Reinhard Heinisch, E. Massetti and O. Mazzoleni “Populism and ethno-territorial politics in European multi-level systems” Comparative European Politics16 (6): 923–936 https://doi.org/10.1057/s41295-018-0142-1
Reinhard Heinisch, Vanessa Marent. “Sub-state territorial claims making by a nationwide radical right-wing populist party: the case of the Austrian Freedom Party” Comparative European Politics16 (6): 1012–1032. https://doi.org/10.1057/s41295-018-0143-0
Reinhard Heinisch, E. Massetti and O. Mazzoleni, “Populism and ethno-territorial politics – conclusions: bridging legacies in understanding party mobilization.” In Reinhard Heinisch, Emanuele Massetti and Oscar Mazzoleni (eds.)The People and the Nation: Populism and Ethno-Territorial Politics in Europe(Routledge): 280-90.
The ‘territorialization’ of the Front National’s populist politics in France — Ivaldi, Gilles; Dutozia, Jérôme; Comparative European Politics, Nov 2018, Vol.16(6), pp.1033-1050.
“Populism and ethno-territorial politics – conclusions,” Emanuele Massetti, Emanuele Massetti, Oscar Mazzoleni in: The People and the Nation – Populism and Ethno-Territorial Politics in Europe, Routledge, 2019, pp.280-290, DOI: 10.4324/9781351265560-13
Bos, Matthijs van den & Liza M. Nell (2006) ‘Territorial Bounds to Virtual Space: Transnational On and Offline Networks of Iranian and Turkish-Kurdish Immigrants in the Netherlands,’ Global Networks 6 (2):201-220.
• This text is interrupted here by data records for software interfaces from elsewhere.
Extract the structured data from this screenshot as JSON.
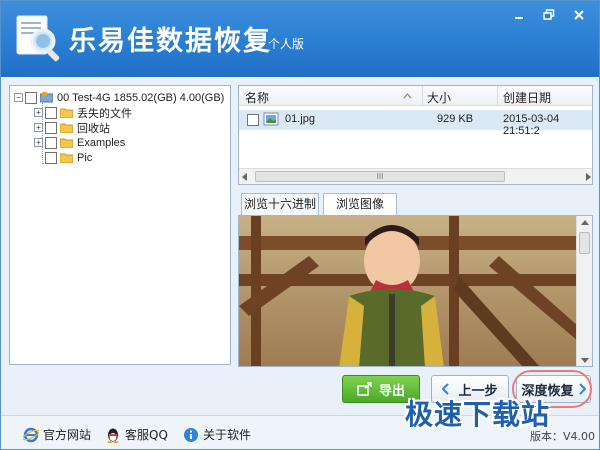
{
  "app": {
    "title": "乐易佳数据恢复",
    "edition": "个人版"
  },
  "tree": {
    "root": {
      "label": "00  Test-4G  1855.02(GB)  4.00(GB)"
    },
    "children": [
      {
        "label": "丢失的文件"
      },
      {
        "label": "回收站"
      },
      {
        "label": "Examples"
      },
      {
        "label": "Pic"
      }
    ]
  },
  "file_list": {
    "columns": [
      "名称",
      "大小",
      "创建日期"
    ],
    "rows": [
      {
        "name": "01.jpg",
        "size": "929 KB",
        "date": "2015-03-04  21:51:2"
      }
    ],
    "scroll_glyph": "III"
  },
  "tabs": [
    {
      "label": "浏览十六进制",
      "active": false
    },
    {
      "label": "浏览图像",
      "active": true
    }
  ],
  "buttons": {
    "export": "导出",
    "prev": "上一步",
    "deep": "深度恢复"
  },
  "status": {
    "website": "官方网站",
    "qq": "客服QQ",
    "about": "关于软件",
    "version": "版本：V4.00"
  },
  "watermark": "极速下载站",
  "colors": {
    "title_bar": "#2a7fd3",
    "export_green": "#4aa82b",
    "selection": "#dbe9f7"
  },
  "icons": {
    "window": [
      "minimize-icon",
      "restore-icon",
      "close-icon"
    ],
    "status": [
      "ie-icon",
      "qq-penguin-icon",
      "info-icon"
    ]
  }
}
Elias, A & Mees, L 2017, ‘Between accommodation and secession: Explaining the shifting territorial goals of nationalist parties in the Basque Country and Catalonia’, Revista d’Estudis Autonòmics i Federals, no. 25, pp. 129-165.